(SOURCE INFORMATION Opens)

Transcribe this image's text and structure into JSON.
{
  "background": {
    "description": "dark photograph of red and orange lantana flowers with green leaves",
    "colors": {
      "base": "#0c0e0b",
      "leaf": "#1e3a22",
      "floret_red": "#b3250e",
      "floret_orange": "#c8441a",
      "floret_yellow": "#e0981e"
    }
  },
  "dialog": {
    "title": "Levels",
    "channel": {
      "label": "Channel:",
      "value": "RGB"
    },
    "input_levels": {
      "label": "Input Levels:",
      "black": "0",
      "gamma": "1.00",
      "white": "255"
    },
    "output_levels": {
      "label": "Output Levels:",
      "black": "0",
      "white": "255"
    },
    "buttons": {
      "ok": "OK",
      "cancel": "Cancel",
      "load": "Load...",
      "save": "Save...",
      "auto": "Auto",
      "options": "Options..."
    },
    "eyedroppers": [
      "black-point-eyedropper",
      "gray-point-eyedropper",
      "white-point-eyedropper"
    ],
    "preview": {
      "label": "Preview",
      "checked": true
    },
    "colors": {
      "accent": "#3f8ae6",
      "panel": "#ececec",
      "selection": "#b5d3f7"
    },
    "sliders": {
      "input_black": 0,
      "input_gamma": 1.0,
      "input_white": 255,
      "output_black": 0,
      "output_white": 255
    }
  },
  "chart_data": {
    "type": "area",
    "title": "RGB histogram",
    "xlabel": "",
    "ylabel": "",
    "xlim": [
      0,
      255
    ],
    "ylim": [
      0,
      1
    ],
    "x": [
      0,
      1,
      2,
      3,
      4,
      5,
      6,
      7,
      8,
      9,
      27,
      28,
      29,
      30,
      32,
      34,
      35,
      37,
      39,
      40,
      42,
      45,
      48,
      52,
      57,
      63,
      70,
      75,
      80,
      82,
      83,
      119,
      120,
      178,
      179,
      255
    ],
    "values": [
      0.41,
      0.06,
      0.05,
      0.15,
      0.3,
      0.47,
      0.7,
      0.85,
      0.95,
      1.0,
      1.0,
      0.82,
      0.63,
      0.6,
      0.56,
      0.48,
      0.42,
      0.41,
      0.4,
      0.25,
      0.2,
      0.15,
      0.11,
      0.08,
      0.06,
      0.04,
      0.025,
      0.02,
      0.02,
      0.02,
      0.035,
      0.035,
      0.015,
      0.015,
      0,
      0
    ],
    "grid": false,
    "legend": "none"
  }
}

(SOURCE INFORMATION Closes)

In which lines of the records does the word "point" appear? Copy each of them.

      "black-point-eyedropper",
      "gray-point-eyedropper",
      "white-point-eyedropper"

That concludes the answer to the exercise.